Spelling, J., Jöcker, M., and Martin, A., 2011, “Thermal Modeling of a Solar Steam Turbine With a Focus on Start-Up Time Reduction,” ASME Paper No. GT2011-45686. [CrossRef]


Grahic Jump Location
Fig. 1

IP steam turbine instrumentation

Grahic Jump Location
Fig. 2

The IP steam turbine arrangement

Grahic Jump Location
Fig. 3

(a) Flexible pyrometric probe as used in gas turbine applications. (b) The measurement chain as used for the in-house developed pyrometer.

Grahic Jump Location
Fig. 4

The USC autoclave. On the left the full view, on the right the detail of the box.

Grahic Jump Location
Fig. 5

The steam transmittance at 20 bar and 600 °C. The calculated curve using the HITRAN database [13], the low resolution data of Goldstein [10], and our experimental results from the FTIR spectrometer.

Grahic Jump Location
Fig. 6

Effect of purging on the lenses contamination in a real steam turbine (left not purged, right purged)

Grahic Jump Location
Fig. 7

Rotor temperature measured at optical probes OT1, OT2, and OT3

Grahic Jump Location
Fig. 8

Inner and outer casing temperatures measured at T11.1, T24.1, Tm33, and Tm42

Grahic Jump Location
Fig. 9

Thermal boundary conditions to simulate the steam ingestion

Grahic Jump Location
Fig. 10

Meshed model for natural cooling analysis

Grahic Jump Location
Fig. 11

Base load. Initial condition for natural cooling.

Grahic Jump Location
Fig. 12

The iterative process

Grahic Jump Location
Fig. 13

The overconductivity function K(T)

Grahic Jump Location
Fig. 14

The “thickness” property

Grahic Jump Location
Fig. 15

Calculated and measured temperature at T11.1

Grahic Jump Location
Fig. 16

Calculated and measured temperature at Tm33

Grahic Jump Location
Fig. 17

Calculated and measured temperature at OT1

Grahic Jump Location
Fig. 18

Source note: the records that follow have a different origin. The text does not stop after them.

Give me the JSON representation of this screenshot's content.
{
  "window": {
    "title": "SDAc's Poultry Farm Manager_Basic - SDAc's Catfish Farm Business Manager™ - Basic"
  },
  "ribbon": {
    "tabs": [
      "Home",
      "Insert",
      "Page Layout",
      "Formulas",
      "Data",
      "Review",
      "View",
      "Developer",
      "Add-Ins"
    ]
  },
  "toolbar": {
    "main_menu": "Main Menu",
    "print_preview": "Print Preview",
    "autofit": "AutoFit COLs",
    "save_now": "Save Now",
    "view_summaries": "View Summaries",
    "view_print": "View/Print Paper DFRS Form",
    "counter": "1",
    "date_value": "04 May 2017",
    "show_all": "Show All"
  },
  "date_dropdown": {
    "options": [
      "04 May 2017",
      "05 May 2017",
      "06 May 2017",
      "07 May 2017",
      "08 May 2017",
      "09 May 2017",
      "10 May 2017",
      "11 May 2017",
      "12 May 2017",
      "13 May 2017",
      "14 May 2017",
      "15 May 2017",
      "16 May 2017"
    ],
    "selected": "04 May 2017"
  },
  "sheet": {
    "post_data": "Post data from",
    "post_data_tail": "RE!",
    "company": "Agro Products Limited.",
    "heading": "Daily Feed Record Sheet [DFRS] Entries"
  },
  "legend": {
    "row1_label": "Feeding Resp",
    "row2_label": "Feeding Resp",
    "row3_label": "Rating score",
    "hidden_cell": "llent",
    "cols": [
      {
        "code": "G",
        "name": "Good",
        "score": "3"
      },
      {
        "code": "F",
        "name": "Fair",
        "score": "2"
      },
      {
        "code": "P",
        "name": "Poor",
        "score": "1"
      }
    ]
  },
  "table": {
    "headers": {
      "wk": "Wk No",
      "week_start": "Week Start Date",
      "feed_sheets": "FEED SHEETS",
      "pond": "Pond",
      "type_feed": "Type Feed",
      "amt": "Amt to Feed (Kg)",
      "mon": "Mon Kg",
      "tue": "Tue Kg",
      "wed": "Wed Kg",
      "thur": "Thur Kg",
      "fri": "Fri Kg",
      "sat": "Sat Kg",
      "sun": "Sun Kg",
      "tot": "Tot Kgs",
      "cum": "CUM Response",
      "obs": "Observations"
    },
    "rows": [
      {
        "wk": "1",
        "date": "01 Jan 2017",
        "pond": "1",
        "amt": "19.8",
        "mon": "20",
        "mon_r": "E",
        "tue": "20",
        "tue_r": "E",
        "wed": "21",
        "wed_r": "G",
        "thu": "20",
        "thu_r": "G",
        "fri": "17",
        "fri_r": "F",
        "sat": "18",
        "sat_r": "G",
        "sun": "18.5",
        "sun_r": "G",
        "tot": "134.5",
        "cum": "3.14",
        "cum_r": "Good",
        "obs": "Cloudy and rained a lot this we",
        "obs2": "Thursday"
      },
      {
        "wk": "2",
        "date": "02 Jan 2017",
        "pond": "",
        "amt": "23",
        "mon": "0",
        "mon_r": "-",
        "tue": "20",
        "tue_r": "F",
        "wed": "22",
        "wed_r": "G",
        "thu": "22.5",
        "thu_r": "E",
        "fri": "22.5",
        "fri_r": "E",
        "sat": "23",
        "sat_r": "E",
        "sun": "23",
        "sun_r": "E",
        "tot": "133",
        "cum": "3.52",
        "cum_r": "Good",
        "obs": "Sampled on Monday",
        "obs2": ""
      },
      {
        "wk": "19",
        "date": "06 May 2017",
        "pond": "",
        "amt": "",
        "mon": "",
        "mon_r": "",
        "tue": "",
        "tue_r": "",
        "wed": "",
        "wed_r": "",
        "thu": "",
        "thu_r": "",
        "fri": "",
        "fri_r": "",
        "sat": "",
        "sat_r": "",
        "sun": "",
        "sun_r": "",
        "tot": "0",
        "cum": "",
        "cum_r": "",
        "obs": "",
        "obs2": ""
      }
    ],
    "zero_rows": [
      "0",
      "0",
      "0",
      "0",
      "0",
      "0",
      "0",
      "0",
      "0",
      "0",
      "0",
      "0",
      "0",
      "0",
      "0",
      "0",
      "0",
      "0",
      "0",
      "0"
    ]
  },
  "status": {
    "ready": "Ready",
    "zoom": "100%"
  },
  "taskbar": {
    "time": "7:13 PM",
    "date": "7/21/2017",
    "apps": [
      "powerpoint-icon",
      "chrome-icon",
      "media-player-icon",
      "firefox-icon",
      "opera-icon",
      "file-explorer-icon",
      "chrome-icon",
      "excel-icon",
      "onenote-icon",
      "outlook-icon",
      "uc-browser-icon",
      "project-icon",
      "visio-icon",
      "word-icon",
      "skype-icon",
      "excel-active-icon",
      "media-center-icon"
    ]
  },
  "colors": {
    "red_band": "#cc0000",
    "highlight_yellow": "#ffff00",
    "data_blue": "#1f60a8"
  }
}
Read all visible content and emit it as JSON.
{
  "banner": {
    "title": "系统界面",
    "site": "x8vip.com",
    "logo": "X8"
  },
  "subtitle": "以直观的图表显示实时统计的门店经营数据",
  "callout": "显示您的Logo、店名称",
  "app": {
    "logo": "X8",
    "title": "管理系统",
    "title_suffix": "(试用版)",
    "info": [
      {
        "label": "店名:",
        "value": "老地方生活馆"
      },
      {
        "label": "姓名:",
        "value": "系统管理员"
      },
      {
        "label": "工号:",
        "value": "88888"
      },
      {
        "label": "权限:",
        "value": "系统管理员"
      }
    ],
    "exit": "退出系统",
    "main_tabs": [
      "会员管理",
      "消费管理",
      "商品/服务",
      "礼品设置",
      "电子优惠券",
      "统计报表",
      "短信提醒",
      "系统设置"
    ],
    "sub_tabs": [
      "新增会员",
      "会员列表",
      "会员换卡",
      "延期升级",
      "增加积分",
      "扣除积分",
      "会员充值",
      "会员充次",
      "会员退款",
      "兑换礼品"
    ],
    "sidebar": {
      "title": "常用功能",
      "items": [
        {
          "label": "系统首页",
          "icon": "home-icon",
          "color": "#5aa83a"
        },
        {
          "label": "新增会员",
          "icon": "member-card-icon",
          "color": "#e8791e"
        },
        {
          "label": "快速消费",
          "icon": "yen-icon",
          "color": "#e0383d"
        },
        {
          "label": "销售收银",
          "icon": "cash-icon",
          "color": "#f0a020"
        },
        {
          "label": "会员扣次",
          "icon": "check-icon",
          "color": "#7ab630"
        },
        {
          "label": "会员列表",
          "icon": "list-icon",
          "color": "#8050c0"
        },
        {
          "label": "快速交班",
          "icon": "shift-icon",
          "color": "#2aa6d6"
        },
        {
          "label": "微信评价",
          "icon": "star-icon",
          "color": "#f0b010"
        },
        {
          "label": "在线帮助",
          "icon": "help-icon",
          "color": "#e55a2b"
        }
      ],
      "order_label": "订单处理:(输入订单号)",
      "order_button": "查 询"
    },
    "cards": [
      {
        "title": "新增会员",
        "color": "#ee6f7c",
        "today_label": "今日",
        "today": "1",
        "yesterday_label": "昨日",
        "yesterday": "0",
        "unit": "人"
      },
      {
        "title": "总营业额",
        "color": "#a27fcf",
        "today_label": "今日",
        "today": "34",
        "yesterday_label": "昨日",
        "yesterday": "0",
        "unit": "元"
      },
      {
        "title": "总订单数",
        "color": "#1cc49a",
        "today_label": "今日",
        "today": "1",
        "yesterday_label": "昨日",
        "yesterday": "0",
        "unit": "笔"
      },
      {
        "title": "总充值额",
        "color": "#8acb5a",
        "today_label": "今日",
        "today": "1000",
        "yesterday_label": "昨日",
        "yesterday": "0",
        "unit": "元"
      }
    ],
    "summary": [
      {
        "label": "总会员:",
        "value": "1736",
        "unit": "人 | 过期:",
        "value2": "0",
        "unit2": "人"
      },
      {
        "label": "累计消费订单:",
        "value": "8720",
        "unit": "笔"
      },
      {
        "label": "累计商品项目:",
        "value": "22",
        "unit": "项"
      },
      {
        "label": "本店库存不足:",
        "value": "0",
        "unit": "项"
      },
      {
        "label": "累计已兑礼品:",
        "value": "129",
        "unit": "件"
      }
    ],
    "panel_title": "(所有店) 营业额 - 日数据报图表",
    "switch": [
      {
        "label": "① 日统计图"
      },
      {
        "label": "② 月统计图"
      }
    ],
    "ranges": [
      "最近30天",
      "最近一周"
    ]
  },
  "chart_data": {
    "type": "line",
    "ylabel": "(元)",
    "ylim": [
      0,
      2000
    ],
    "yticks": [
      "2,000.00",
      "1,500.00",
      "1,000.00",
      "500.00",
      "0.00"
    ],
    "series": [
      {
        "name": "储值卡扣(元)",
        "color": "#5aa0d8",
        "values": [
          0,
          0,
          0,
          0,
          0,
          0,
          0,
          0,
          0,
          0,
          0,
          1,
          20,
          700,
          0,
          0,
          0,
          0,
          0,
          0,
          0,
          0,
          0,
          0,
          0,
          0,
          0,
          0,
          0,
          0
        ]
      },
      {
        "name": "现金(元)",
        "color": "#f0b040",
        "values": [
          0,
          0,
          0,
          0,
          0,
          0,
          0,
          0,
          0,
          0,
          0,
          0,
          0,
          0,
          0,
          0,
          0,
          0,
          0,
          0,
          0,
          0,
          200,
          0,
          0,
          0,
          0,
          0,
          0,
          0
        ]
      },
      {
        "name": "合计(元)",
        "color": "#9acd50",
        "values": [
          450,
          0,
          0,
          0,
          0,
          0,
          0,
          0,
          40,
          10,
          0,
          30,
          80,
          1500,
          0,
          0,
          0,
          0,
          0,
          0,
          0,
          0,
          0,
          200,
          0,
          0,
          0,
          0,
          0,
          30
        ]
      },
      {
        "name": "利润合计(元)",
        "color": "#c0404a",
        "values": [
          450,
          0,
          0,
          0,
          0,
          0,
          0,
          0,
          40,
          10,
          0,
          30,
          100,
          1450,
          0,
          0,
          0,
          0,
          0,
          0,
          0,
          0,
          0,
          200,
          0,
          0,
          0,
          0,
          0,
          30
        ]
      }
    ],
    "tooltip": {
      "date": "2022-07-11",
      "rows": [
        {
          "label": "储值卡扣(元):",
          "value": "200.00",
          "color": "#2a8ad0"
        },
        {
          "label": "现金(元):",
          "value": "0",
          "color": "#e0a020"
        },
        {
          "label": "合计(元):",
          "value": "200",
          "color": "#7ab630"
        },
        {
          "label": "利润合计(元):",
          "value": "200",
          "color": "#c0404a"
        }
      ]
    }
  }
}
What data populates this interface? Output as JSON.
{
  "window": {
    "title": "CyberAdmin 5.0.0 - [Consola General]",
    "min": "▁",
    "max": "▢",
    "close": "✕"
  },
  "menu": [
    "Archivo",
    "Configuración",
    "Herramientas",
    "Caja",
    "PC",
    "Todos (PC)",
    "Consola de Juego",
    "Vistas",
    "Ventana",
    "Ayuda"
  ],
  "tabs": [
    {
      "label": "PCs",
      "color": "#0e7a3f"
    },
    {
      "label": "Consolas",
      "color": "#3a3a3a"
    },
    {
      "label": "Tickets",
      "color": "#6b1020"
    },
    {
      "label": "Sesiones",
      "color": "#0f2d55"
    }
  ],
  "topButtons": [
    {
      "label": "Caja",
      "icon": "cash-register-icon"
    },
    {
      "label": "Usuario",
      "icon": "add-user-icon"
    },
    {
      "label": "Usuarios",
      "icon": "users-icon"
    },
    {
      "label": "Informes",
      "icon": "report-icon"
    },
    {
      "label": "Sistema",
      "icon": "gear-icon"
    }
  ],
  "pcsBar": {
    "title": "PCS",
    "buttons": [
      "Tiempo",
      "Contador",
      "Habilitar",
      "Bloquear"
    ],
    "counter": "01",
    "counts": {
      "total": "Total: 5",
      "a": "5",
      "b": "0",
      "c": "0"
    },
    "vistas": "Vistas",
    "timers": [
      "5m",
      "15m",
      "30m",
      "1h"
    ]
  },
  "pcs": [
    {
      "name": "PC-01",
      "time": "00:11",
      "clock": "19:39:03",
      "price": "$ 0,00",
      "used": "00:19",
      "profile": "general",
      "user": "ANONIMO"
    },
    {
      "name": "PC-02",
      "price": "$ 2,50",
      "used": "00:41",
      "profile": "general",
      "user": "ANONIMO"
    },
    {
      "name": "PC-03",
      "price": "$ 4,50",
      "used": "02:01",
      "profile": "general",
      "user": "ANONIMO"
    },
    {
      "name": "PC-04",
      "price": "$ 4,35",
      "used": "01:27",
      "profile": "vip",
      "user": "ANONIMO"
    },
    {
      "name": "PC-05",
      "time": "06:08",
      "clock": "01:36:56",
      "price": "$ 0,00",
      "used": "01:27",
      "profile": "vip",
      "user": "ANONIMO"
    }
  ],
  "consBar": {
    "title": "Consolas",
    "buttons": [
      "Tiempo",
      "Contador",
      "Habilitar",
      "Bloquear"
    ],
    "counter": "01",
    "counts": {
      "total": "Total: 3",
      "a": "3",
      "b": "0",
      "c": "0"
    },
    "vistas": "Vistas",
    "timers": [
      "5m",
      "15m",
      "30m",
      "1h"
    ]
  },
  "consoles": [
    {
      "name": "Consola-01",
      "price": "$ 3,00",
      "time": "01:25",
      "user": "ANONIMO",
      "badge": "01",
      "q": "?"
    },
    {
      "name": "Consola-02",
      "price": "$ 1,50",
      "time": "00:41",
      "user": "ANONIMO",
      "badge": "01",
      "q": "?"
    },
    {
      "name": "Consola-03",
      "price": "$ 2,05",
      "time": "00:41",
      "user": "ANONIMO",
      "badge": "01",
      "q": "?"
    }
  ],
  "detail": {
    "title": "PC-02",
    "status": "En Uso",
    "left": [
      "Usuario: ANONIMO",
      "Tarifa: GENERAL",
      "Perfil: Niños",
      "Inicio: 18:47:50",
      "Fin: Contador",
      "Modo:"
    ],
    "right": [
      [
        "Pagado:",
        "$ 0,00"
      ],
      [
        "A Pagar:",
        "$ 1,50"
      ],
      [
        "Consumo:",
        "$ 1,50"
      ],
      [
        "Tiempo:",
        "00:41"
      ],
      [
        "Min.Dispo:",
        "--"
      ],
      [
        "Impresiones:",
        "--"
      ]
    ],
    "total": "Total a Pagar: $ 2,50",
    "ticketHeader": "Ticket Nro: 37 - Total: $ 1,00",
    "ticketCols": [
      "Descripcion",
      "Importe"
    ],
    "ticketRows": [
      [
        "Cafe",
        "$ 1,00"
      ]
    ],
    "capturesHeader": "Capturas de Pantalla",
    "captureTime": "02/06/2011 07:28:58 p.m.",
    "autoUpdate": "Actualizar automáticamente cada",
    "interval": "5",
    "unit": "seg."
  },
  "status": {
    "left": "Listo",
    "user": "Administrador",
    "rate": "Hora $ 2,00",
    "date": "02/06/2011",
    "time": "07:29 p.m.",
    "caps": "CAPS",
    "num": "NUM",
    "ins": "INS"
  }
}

Temperature distribution at 2 h after natural cooling start

Grahic Jump Location
Fig. 19

Temperature distribution at 10 h after natural cooling start

Grahic Jump Location
Fig. 20

Impact of the ambient temperature

Grahic Jump Location
Fig. 21

Impact of the different parameters on the rotor temperature at OT1



Some tools below are only available to our subscribers or users with an online account.

Related Content

Customize your page view by dragging and repositioning the boxes below.

Related Journal Articles
Related eBook Content
Topic Collections

Sorry! You do not have access to this content. For assistance or to subscribe, please contact us:

  • TELEPHONE: 1-800-843-2763 (Toll-free in the USA)
  • EMAIL: asmedigitalcollection@asme.org
Sign In